Ember Object Self Troll

By: Alex Navasardyan

Let’s say we have a Month object. A Month has weeks.

var Month = Ember.Object.extend({
  weeks: Em.A()
});

Consider the following code:

var a = Month.create();
var b = Month.create();

console.log('before a', a.get('weeks')); // => []
console.log('before b', b.get('weeks')); // => []

a.get('weeks').pushObject(1);
a.get('weeks').pushObject(2);

console.log('after a', a.get('weeks')); // => [1, 2], as you expect
console.log('after b', b.get('weeks')); // => [1, 2], and you're like O_o

And another one:

var Month = Ember.Object.extend({
  weeks: Em.A()
});

var a = Month.create({ weeks: Em.A([1, 2]) });
var b = Month.create();

console.log('a', a.get('weeks')); // => [1, 2]
console.log('b', b.get('weeks')); // => []

The results of the first example are quite surprising, if you are not used to the prototypical inheritance.

So what’s going on there? Let’s take a look at the “very scary” Ember.js create function:

create = function(obj, props) {
  K.prototype = obj;
  obj = new K();
  if (props) {
    K.prototype = obj;
    for (var prop in props) {
      K.prototype[prop] = props[prop].value;
    }
    obj = new K();
  }
  K.prototype = null;

  return obj;
};

When you don’t pass any properties to create (props), all instances of the Object will share the same prototype. That’s pretty much the gist of the prototypical inheritance. It means that any changes on one object will reflect on the others. That explains the behaviour in the first example.

If you pass the properties (that ones that you specified at extend time) to create, they are going to be replaced on the instance’s prototype.

There are two ways of changing the default behavior:

Using computed property:

var Month = Ember.Object.extend({
  weeks: Ember.computed(function() {
    return Em.A();
  })
});

In this case, weeks is going to return a new Ember.Array on get. The code will run as you expect, weeks are not going to be shared.

Using init:

var Month = Ember.Object.extend({
  weeks: null,

  init: function() {
    this._super();
    this.set('weeks', Em.A());
  }
});

This is very clear and nice technique if you’re not familiar with computed properties. Overriding init and calling super allows to run code upon the object’s creation.
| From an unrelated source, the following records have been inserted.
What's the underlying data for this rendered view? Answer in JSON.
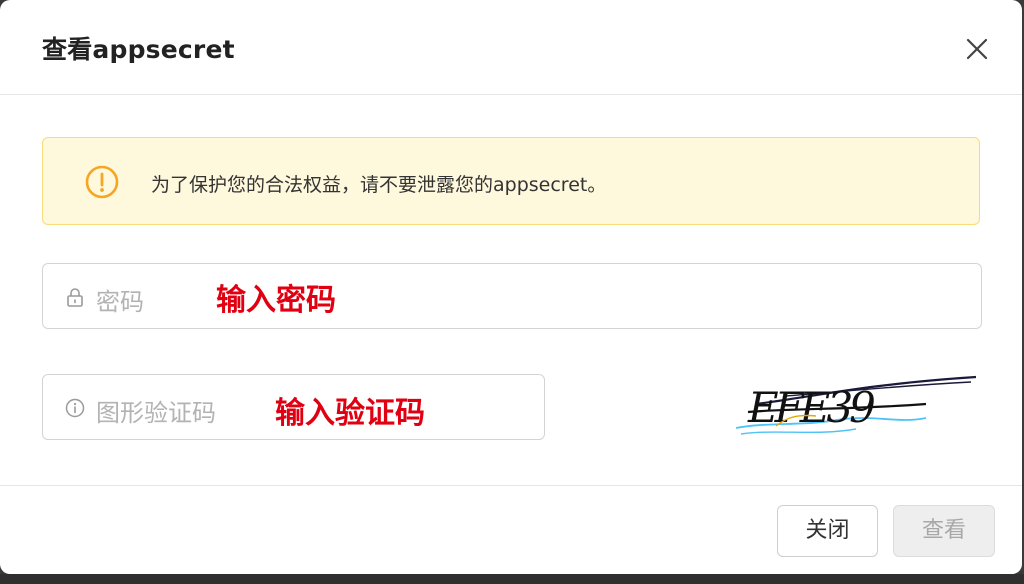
{
  "dialog": {
    "title": "查看appsecret",
    "close_icon": "close-icon"
  },
  "alert": {
    "icon": "warning-circle-icon",
    "text": "为了保护您的合法权益，请不要泄露您的appsecret。",
    "colors": {
      "background": "#fef8dd",
      "border": "#f7dc7b",
      "icon": "#f5a623"
    }
  },
  "form": {
    "password": {
      "icon": "lock-icon",
      "placeholder": "密码",
      "annotation": "输入密码"
    },
    "captcha": {
      "icon": "info-icon",
      "placeholder": "图形验证码",
      "annotation": "输入验证码",
      "image_text": "EFE39"
    }
  },
  "footer": {
    "close_label": "关闭",
    "view_label": "查看"
  },
  "colors": {
    "annotation": "#e00012"
  }
}
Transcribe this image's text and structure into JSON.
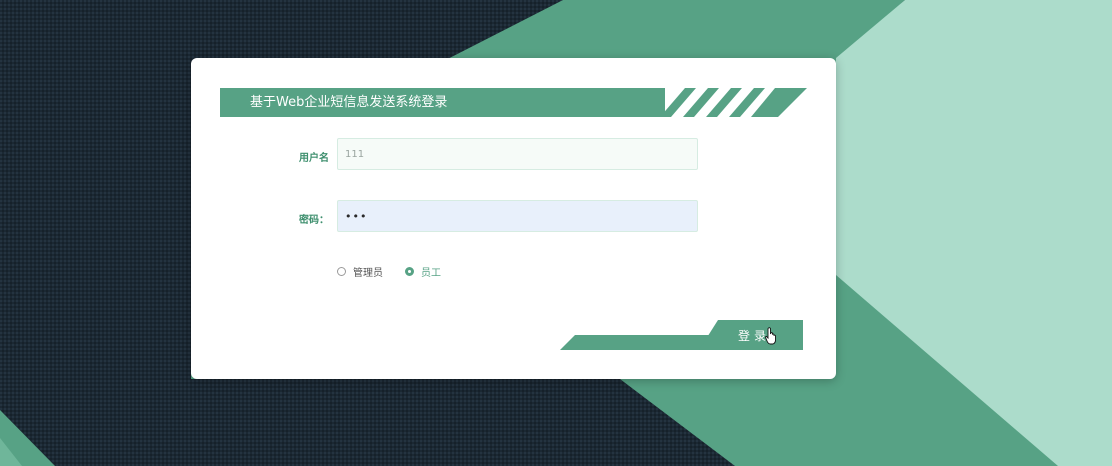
{
  "login": {
    "title": "基于Web企业短信息发送系统登录",
    "username_label": "用户名",
    "username_value": "111",
    "password_label": "密码：",
    "password_value": "•••",
    "role_options": [
      {
        "label": "管理员",
        "selected": false
      },
      {
        "label": "员工",
        "selected": true
      }
    ],
    "submit_label": "登录"
  },
  "icons": {
    "cursor": "hand-pointer-icon"
  },
  "colors": {
    "accent": "#57a285",
    "accent_dark": "#3e8f6e",
    "bg_dark": "#1b2833",
    "bg_mint": "#acdccb",
    "card_bg": "#ffffff"
  }
}
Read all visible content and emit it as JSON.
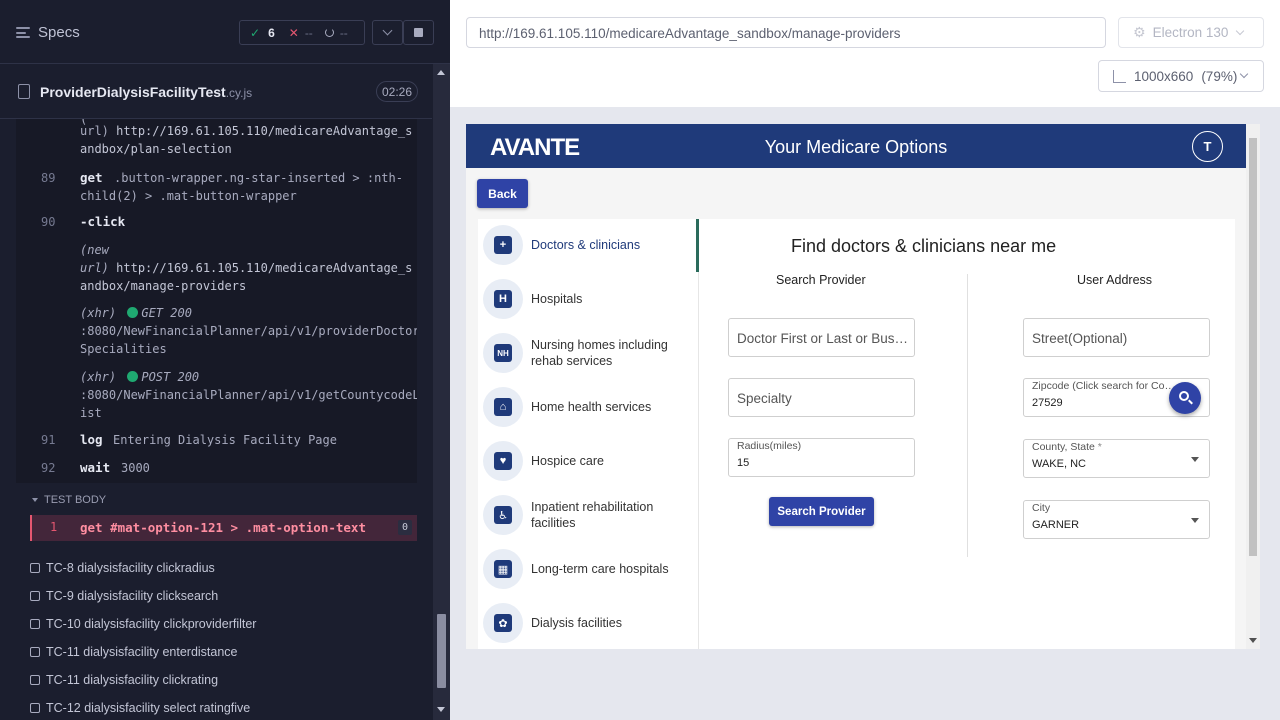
{
  "runner": {
    "specs_label": "Specs",
    "stats": {
      "passed": "6",
      "failed": "--",
      "pending": "--"
    },
    "file": {
      "name": "ProviderDialysisFacilityTest",
      "ext": ".cy.js",
      "timer": "02:26"
    },
    "commands": [
      {
        "num": "",
        "name": "",
        "text": "url)  http://169.61.105.110/medicareAdvantage_s"
      },
      {
        "num": "",
        "name": "",
        "text": "andbox/plan-selection"
      },
      {
        "num": "89",
        "name": "get",
        "text": ".button-wrapper.ng-star-inserted > :nth-"
      },
      {
        "num": "",
        "name": "",
        "text": "child(2) > .mat-button-wrapper"
      },
      {
        "num": "90",
        "name": "-click",
        "text": ""
      },
      {
        "num": "",
        "name": "",
        "text": "(new"
      },
      {
        "num": "",
        "name": "",
        "text": "url)  http://169.61.105.110/medicareAdvantage_s"
      },
      {
        "num": "",
        "name": "",
        "text": "andbox/manage-providers"
      },
      {
        "num": "",
        "name": "",
        "text": "GET 200"
      },
      {
        "num": "",
        "name": "",
        "text": ":8080/NewFinancialPlanner/api/v1/providerDoctor"
      },
      {
        "num": "",
        "name": "",
        "text": "Specialities"
      },
      {
        "num": "",
        "name": "",
        "text": "POST 200"
      },
      {
        "num": "",
        "name": "",
        "text": ":8080/NewFinancialPlanner/api/v1/getCountycodeL"
      },
      {
        "num": "",
        "name": "",
        "text": "ist"
      },
      {
        "num": "91",
        "name": "log",
        "text": "Entering Dialysis Facility Page"
      },
      {
        "num": "92",
        "name": "wait",
        "text": "3000"
      }
    ],
    "xhr_label": "(xhr)",
    "test_body_label": "TEST BODY",
    "failed_cmd": {
      "num": "1",
      "name": "get",
      "text": "#mat-option-121 > .mat-option-text",
      "badge": "0"
    },
    "tests": [
      "TC-8 dialysisfacility clickradius",
      "TC-9 dialysisfacility clicksearch",
      "TC-10 dialysisfacility clickproviderfilter",
      "TC-11 dialysisfacility enterdistance",
      "TC-11 dialysisfacility clickrating",
      "TC-12 dialysisfacility select ratingfive"
    ]
  },
  "browser": {
    "url": "http://169.61.105.110/medicareAdvantage_sandbox/manage-providers",
    "name": "Electron 130",
    "viewport": "1000x660",
    "zoom": "(79%)"
  },
  "app": {
    "logo": "AVANTE",
    "title": "Your Medicare Options",
    "avatar": "T",
    "back_label": "Back",
    "categories": [
      {
        "label": "Doctors & clinicians",
        "icon": "doctor-icon",
        "glyph": "+"
      },
      {
        "label": "Hospitals",
        "icon": "hospital-icon",
        "glyph": "H"
      },
      {
        "label": "Nursing homes including rehab services",
        "icon": "nursing-home-icon",
        "glyph": "NH"
      },
      {
        "label": "Home health services",
        "icon": "home-health-icon",
        "glyph": "⌂"
      },
      {
        "label": "Hospice care",
        "icon": "hospice-icon",
        "glyph": "♥"
      },
      {
        "label": "Inpatient rehabilitation facilities",
        "icon": "rehab-icon",
        "glyph": "♿"
      },
      {
        "label": "Long-term care hospitals",
        "icon": "ltc-hospital-icon",
        "glyph": "▦"
      },
      {
        "label": "Dialysis facilities",
        "icon": "dialysis-icon",
        "glyph": "✿"
      }
    ],
    "heading": "Find doctors & clinicians near me",
    "search_col": "Search Provider",
    "user_col": "User Address",
    "doctor_placeholder": "Doctor First or Last or Business Name",
    "specialty_placeholder": "Specialty",
    "radius_label": "Radius(miles)",
    "radius_value": "15",
    "search_btn": "Search Provider",
    "street_placeholder": "Street(Optional)",
    "zip_label": "Zipcode (Click search for County)",
    "zip_value": "27529",
    "county_label": "County, State",
    "county_req": "*",
    "county_value": "WAKE, NC",
    "city_label": "City",
    "city_value": "GARNER"
  },
  "colors": {
    "runner_bg": "#1b1e2e",
    "pass": "#1fa971",
    "fail": "#e45770",
    "app_header": "#1f3a7a",
    "app_button": "#2f43a6"
  }
}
You can set the value for weeks there.

You can also use on('init') but it’s discouraged because a subclass can provide its own implementation of setWeeks:

var Month = Ember.Object.extend({
  setWeeks: function() {
    this.set('weeks', Em.A());
  }.on('init')
});

Happy coding!